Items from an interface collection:
*** Block opens ***

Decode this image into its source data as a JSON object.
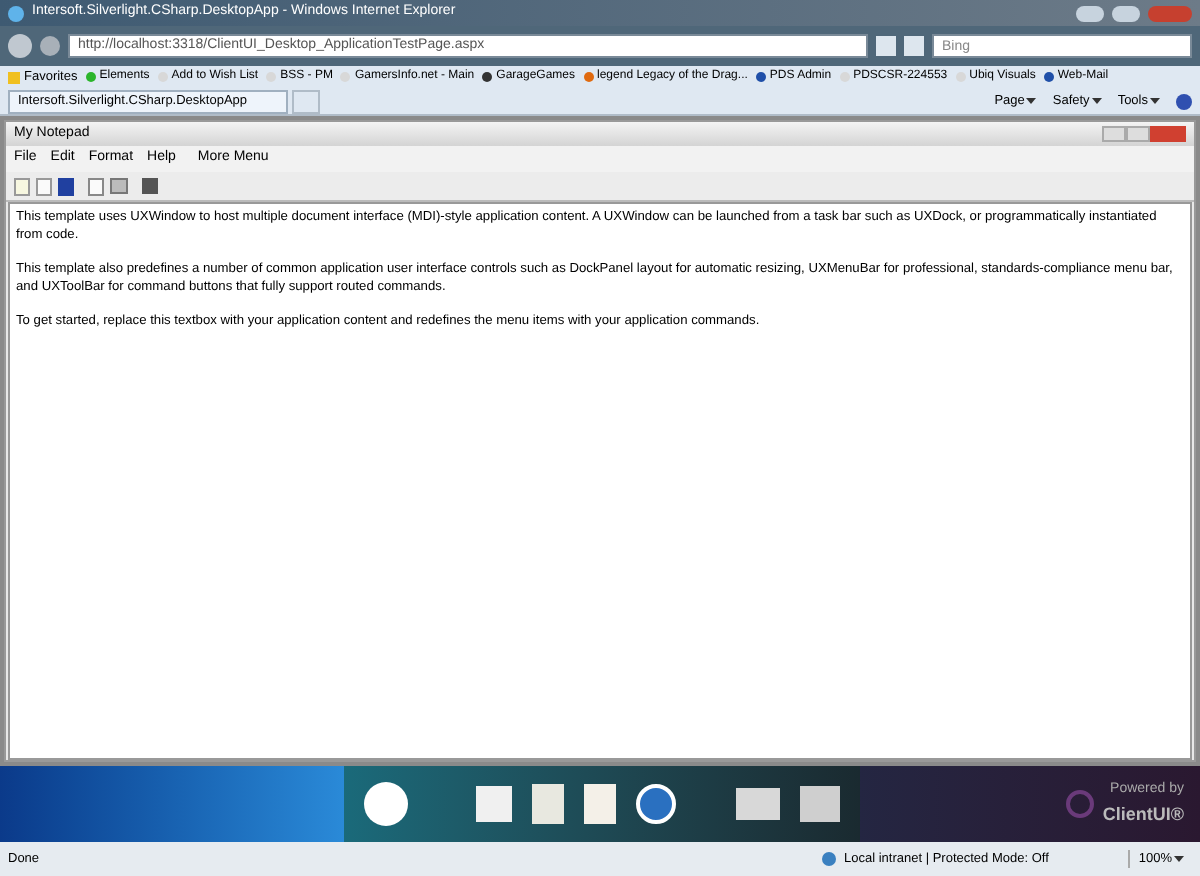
{
  "browser": {
    "title": "Intersoft.Silverlight.CSharp.DesktopApp - Windows Internet Explorer",
    "address": "http://localhost:3318/ClientUI_Desktop_ApplicationTestPage.aspx",
    "search_placeholder": "Bing"
  },
  "favorites": {
    "label": "Favorites",
    "items": [
      {
        "label": "Elements",
        "kind": "green"
      },
      {
        "label": "Add to Wish List",
        "kind": "page"
      },
      {
        "label": "BSS - PM",
        "kind": "page"
      },
      {
        "label": "GamersInfo.net - Main",
        "kind": "page"
      },
      {
        "label": "GarageGames",
        "kind": "dark"
      },
      {
        "label": "legend Legacy of the Drag...",
        "kind": "orange"
      },
      {
        "label": "PDS Admin",
        "kind": "blue"
      },
      {
        "label": "PDSCSR-224553",
        "kind": "page"
      },
      {
        "label": "Ubiq Visuals",
        "kind": "page"
      },
      {
        "label": "Web-Mail",
        "kind": "blue"
      }
    ]
  },
  "tab": {
    "label": "Intersoft.Silverlight.CSharp.DesktopApp"
  },
  "command_bar": [
    "Page",
    "Safety",
    "Tools"
  ],
  "notepad": {
    "title": "My Notepad",
    "menu": [
      "File",
      "Edit",
      "Format",
      "Help",
      "More Menu"
    ],
    "paragraphs": [
      "This template uses UXWindow to host multiple document interface (MDI)-style application content. A UXWindow can be launched from a task bar such as UXDock, or programmatically instantiated from code.",
      "This template also predefines  a number of common application user interface controls such as DockPanel layout for automatic resizing, UXMenuBar for professional, standards-compliance menu bar, and UXToolBar for command buttons that fully support routed commands.",
      "To get started, replace this textbox with your application content and redefines the menu items with your application commands."
    ]
  },
  "dock": {
    "powered_by": "Powered by",
    "brand": "ClientUI®"
  },
  "status_bar": {
    "left": "Done",
    "zone": "Local intranet | Protected Mode: Off",
    "zoom": "100%"
  }
}
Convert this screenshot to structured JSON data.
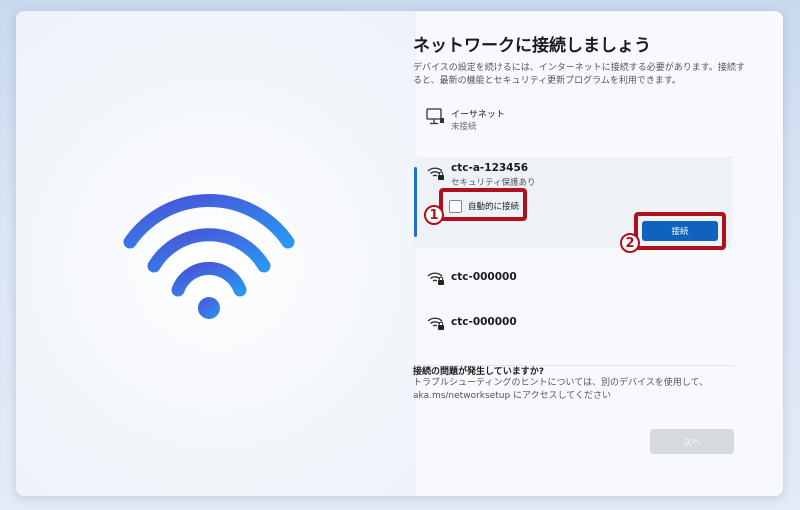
{
  "page": {
    "title": "ネットワークに接続しましょう",
    "description": "デバイスの設定を続けるには、インターネットに接続する必要があります。接続すると、最新の機能とセキュリティ更新プログラムを利用できます。"
  },
  "ethernet": {
    "icon": "monitor-ethernet-icon",
    "name": "イーサネット",
    "status": "未接続"
  },
  "networks": [
    {
      "ssid": "ctc-a-123456",
      "security": "セキュリティ保護あり",
      "icon": "wifi-lock-icon",
      "selected": true
    },
    {
      "ssid": "ctc-000000",
      "icon": "wifi-lock-icon"
    },
    {
      "ssid": "ctc-000000",
      "icon": "wifi-lock-icon"
    }
  ],
  "selected_network": {
    "auto_connect_label": "自動的に接続",
    "auto_connect_checked": false,
    "connect_label": "接続"
  },
  "annotations": {
    "marker1": "1",
    "marker2": "2",
    "color": "#b0101c"
  },
  "help": {
    "title": "接続の問題が発生していますか?",
    "text": "トラブルシューティングのヒントについては、別のデバイスを使用して、aka.ms/networksetup にアクセスしてください"
  },
  "footer": {
    "next_label": "次へ",
    "next_enabled": false
  },
  "colors": {
    "accent": "#0f62c0",
    "wifi_gradient_start": "#3f58d9",
    "wifi_gradient_end": "#2f8ef0"
  }
}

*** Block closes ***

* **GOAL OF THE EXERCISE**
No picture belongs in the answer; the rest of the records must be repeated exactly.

* **WRITTEN RESPONSE**
Decode this image into its source data as a JSON object.
{
  "browser": {
    "title": "Intersoft.Silverlight.CSharp.DesktopApp - Windows Internet Explorer",
    "address": "http://localhost:3318/ClientUI_Desktop_ApplicationTestPage.aspx",
    "search_placeholder": "Bing"
  },
  "favorites": {
    "label": "Favorites",
    "items": [
      {
        "label": "Elements",
        "kind": "green"
      },
      {
        "label": "Add to Wish List",
        "kind": "page"
      },
      {
        "label": "BSS - PM",
        "kind": "page"
      },
      {
        "label": "GamersInfo.net - Main",
        "kind": "page"
      },
      {
        "label": "GarageGames",
        "kind": "dark"
      },
      {
        "label": "legend Legacy of the Drag...",
        "kind": "orange"
      },
      {
        "label": "PDS Admin",
        "kind": "blue"
      },
      {
        "label": "PDSCSR-224553",
        "kind": "page"
      },
      {
        "label": "Ubiq Visuals",
        "kind": "page"
      },
      {
        "label": "Web-Mail",
        "kind": "blue"
      }
    ]
  },
  "tab": {
    "label": "Intersoft.Silverlight.CSharp.DesktopApp"
  },
  "command_bar": [
    "Page",
    "Safety",
    "Tools"
  ],
  "notepad": {
    "title": "My Notepad",
    "menu": [
      "File",
      "Edit",
      "Format",
      "Help",
      "More Menu"
    ],
    "paragraphs": [
      "This template uses UXWindow to host multiple document interface (MDI)-style application content. A UXWindow can be launched from a task bar such as UXDock, or programmatically instantiated from code.",
      "This template also predefines  a number of common application user interface controls such as DockPanel layout for automatic resizing, UXMenuBar for professional, standards-compliance menu bar, and UXToolBar for command buttons that fully support routed commands.",
      "To get started, replace this textbox with your application content and redefines the menu items with your application commands."
    ]
  },
  "dock": {
    "powered_by": "Powered by",
    "brand": "ClientUI®"
  },
  "status_bar": {
    "left": "Done",
    "zone": "Local intranet | Protected Mode: Off",
    "zoom": "100%"
  }
}
Convert this screenshot to structured JSON data.
{
  "page": {
    "title": "ネットワークに接続しましょう",
    "description": "デバイスの設定を続けるには、インターネットに接続する必要があります。接続すると、最新の機能とセキュリティ更新プログラムを利用できます。"
  },
  "ethernet": {
    "icon": "monitor-ethernet-icon",
    "name": "イーサネット",
    "status": "未接続"
  },
  "networks": [
    {
      "ssid": "ctc-a-123456",
      "security": "セキュリティ保護あり",
      "icon": "wifi-lock-icon",
      "selected": true
    },
    {
      "ssid": "ctc-000000",
      "icon": "wifi-lock-icon"
    },
    {
      "ssid": "ctc-000000",
      "icon": "wifi-lock-icon"
    }
  ],
  "selected_network": {
    "auto_connect_label": "自動的に接続",
    "auto_connect_checked": false,
    "connect_label": "接続"
  },
  "annotations": {
    "marker1": "1",
    "marker2": "2",
    "color": "#b0101c"
  },
  "help": {
    "title": "接続の問題が発生していますか?",
    "text": "トラブルシューティングのヒントについては、別のデバイスを使用して、aka.ms/networksetup にアクセスしてください"
  },
  "footer": {
    "next_label": "次へ",
    "next_enabled": false
  },
  "colors": {
    "accent": "#0f62c0",
    "wifi_gradient_start": "#3f58d9",
    "wifi_gradient_end": "#2f8ef0"
  }
}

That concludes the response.